Qualcomm displayed a slate of new 5G-related vehicle technology and energy efficiency efforts during its R&D Virtual Showcase this month.
John Smee, vice president of engineering at Qualcomm, said the company is working to break "technology barriers" and bring "superior 5G system performance to new industries, use cases and experiences for the smartphone and beyond."
At the event the company unveiled 5G V2X sidelink, technology that will be used to connect vehicles to each other as well as pedestrians, bikers, local infrastructure and nearby roadside units.
Qualcomm researchers said the end goal for the technology was to improve road safety by connecting cars to more things through 5G.
Qualcomm's 5G Rel-16 aligned R&D prototype offers users "enhanced network capacity by offloading high-bandwidth data such as local high-res 3D maps from wide-area 5G networks, as well as bringing more robust communication with distributed time synchronization to maintain communication even when GNSS is unavailable."
The company envisions vehicle-to-vehicle communication helping stop collisions while vehicle-to-pedestrian communication will offer safety alerts to those crossing roads. Vehicle-to-infrastructure systems will allow cars and trucks to sync with traffic signal timing and vehicle-to-network connections will assist in providing real time traffic updates and routing options to drivers.
Researchers held two demos, the first of which showed how a car that encounters an impediment can notify a vehicle hundreds of meters behind it about the blockage through a roadside unit.
The second car is given a high-resolution real-time 3D map with local landmarks and other references to help with navigation.
The second demo involved illustrating how cars would be able to communicate with each other even when they did not have GNSS signals, which are often lost in tunnels and parking garages.
The demonstration showed how multiple cars were able to communicate and share travel information between each other.
Qualcomm noted that the technology is already being deployed in China and will make its way to the US some time next year. The 5G V2X sidelink system operates in a dedicated spectrum of 5.9 GHz. Qualcomm announced earlier this month that it would be testing out 5G V2X sidelink in Peachtree Corners, Georgia this year.
Another presentation focused on Qualcomm's efforts to make their technology more energy efficient.

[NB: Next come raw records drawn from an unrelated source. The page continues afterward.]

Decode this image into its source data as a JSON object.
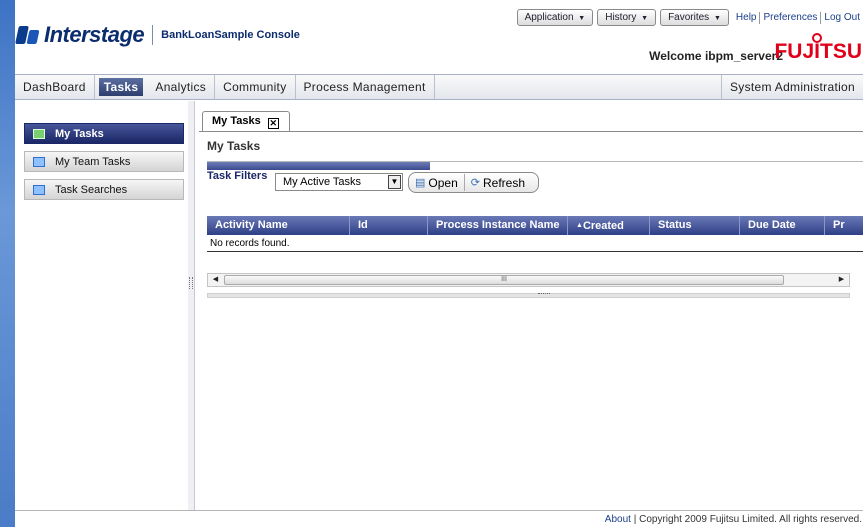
{
  "header": {
    "logo_text": "Interstage",
    "console_title": "BankLoanSample Console",
    "welcome": "Welcome ibpm_server2",
    "brand": "FUJITSU",
    "menus": [
      {
        "label": "Application"
      },
      {
        "label": "History"
      },
      {
        "label": "Favorites"
      }
    ],
    "links": {
      "help": "Help",
      "preferences": "Preferences",
      "logout": "Log Out"
    }
  },
  "nav": {
    "items": [
      "DashBoard",
      "Tasks",
      "Analytics",
      "Community",
      "Process Management"
    ],
    "active": "Tasks",
    "right_item": "System Administration"
  },
  "sidebar": {
    "items": [
      {
        "label": "My Tasks",
        "active": true
      },
      {
        "label": "My Team Tasks",
        "active": false
      },
      {
        "label": "Task Searches",
        "active": false
      }
    ]
  },
  "main": {
    "tab_label": "My Tasks",
    "page_title": "My Tasks",
    "filters_label": "Task Filters",
    "filter_value": "My Active Tasks",
    "open_label": "Open",
    "refresh_label": "Refresh",
    "table": {
      "columns": [
        "Activity Name",
        "Id",
        "Process Instance Name",
        "Created",
        "Status",
        "Due Date",
        "Pr"
      ],
      "sort_indicator": "▲",
      "empty_message": "No records found."
    },
    "scrollbar_thumb": "III"
  },
  "footer": {
    "about": "About",
    "separator": "|",
    "copyright": "Copyright 2009 Fujitsu Limited. All rights reserved."
  },
  "colors": {
    "accent_dark": "#1b2766",
    "brand_red": "#e0001b",
    "background_blue": "#4a7cc7"
  }
}
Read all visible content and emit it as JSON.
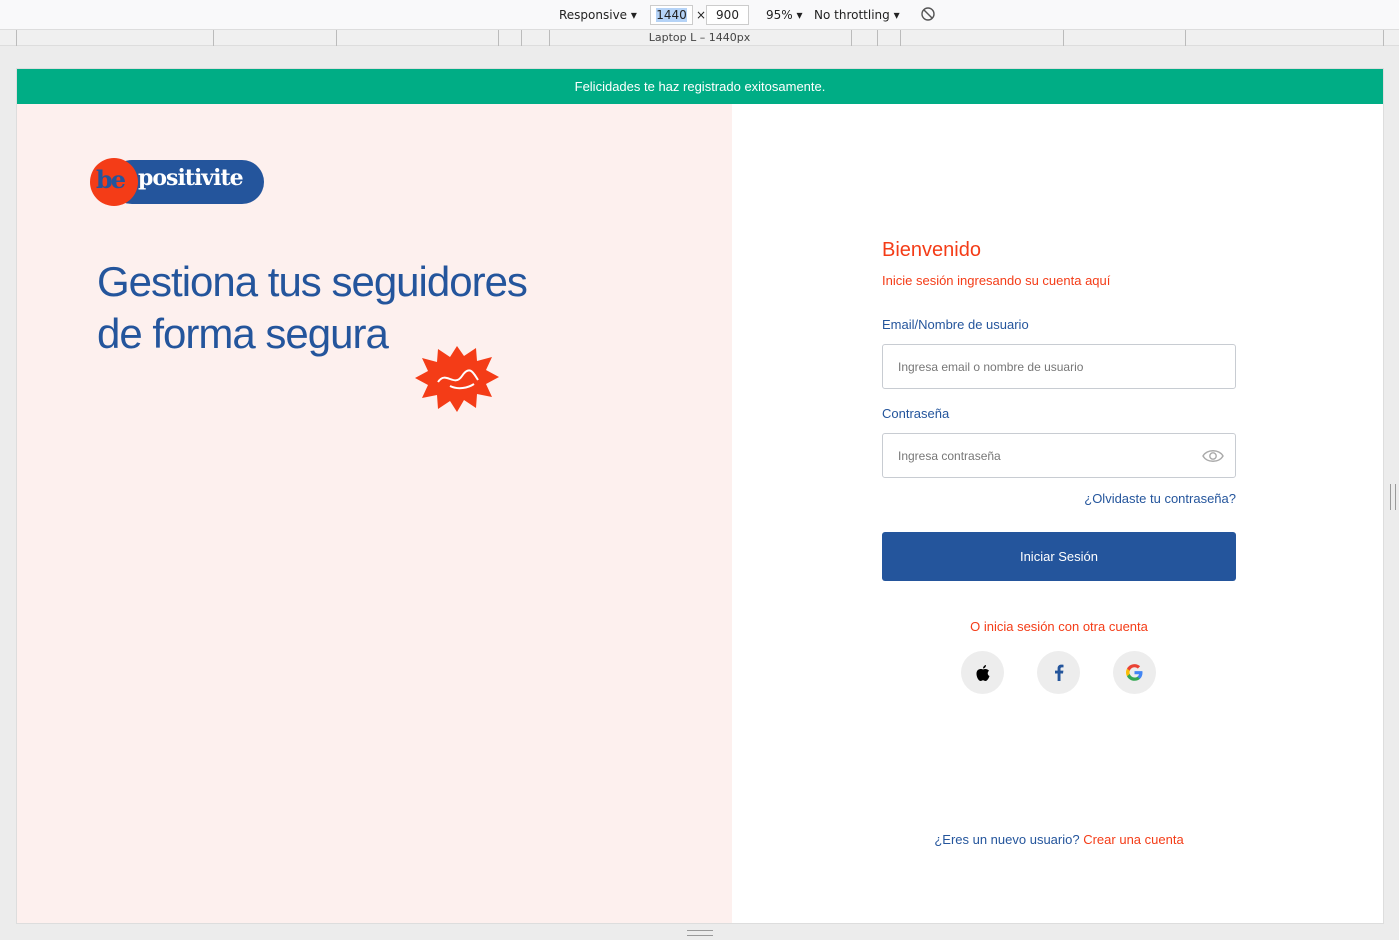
{
  "devtools": {
    "device": "Responsive",
    "width": "1440",
    "times": "×",
    "height": "900",
    "zoom": "95%",
    "throttling": "No throttling",
    "ruler_label": "Laptop L – 1440px"
  },
  "alert": {
    "text": "Felicidades te haz registrado exitosamente."
  },
  "brand": {
    "logo_be": "be",
    "logo_positivite": "positivite"
  },
  "hero": {
    "line1": "Gestiona tus seguidores",
    "line2": "de forma segura"
  },
  "login": {
    "title": "Bienvenido",
    "subtitle": "Inicie sesión ingresando su cuenta aquí",
    "email_label": "Email/Nombre de usuario",
    "email_placeholder": "Ingresa email o nombre de usuario",
    "password_label": "Contraseña",
    "password_placeholder": "Ingresa contraseña",
    "forgot": "¿Olvidaste tu contraseña?",
    "submit": "Iniciar Sesión",
    "other": "O inicia sesión con otra cuenta",
    "social": [
      "apple-icon",
      "facebook-icon",
      "google-icon"
    ],
    "new_user": "¿Eres un nuevo usuario?",
    "create": "Crear una cuenta"
  },
  "colors": {
    "primary": "#24559c",
    "accent": "#f43c17",
    "success": "#00ad85",
    "panel": "#fdf0ee"
  }
}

Qualcomm said its researchers are "pursuing greener networks, including new advanced techniques, such as digital post distortion and high-efficiency modulation schemes that can greatly reduce the energy consumption of a mobile network system while sustaining high performance data links."
Gideon Kurtz, senior director of technology at Qualcomm, spoke at length about how to improve the energy consumption of radio base stations.
"Power amplifiers are a major source for base station power inefficiency since they are operated at a very inefficient operating point. If one were to try to increase the efficiency by reducing the power amplifier headroom then the result would be a reduced quality of the transmitted signal," Kurtz said.
"Saving power serves two key purposes. First, it can reduce significantly the operational costs and in addition, it provided an important step towards addressing climate action."
Kurtz and others explained that signal processing techniques can improve power amplifier efficiency in existing base station hardware through a variety of methods like federated over-the-air digital pre-distortion, peak-to-average power reduction, digital post distortion or some combination of these methods.
Ronen Shaked, principal engineer at Qualcomm, added that the company's "Super QAM" technology increases peak data rates between 50-66%, allowing base stations shorter transmission durations and reduced power consumption.
"Super QAM technology can increase the peak data rates significantly," Shaked said. "This is not only great for users but allows for the base station to have shorter transmission duration and therefore reduced power consumption. We allow the base station to shut off its RF for a longer duration."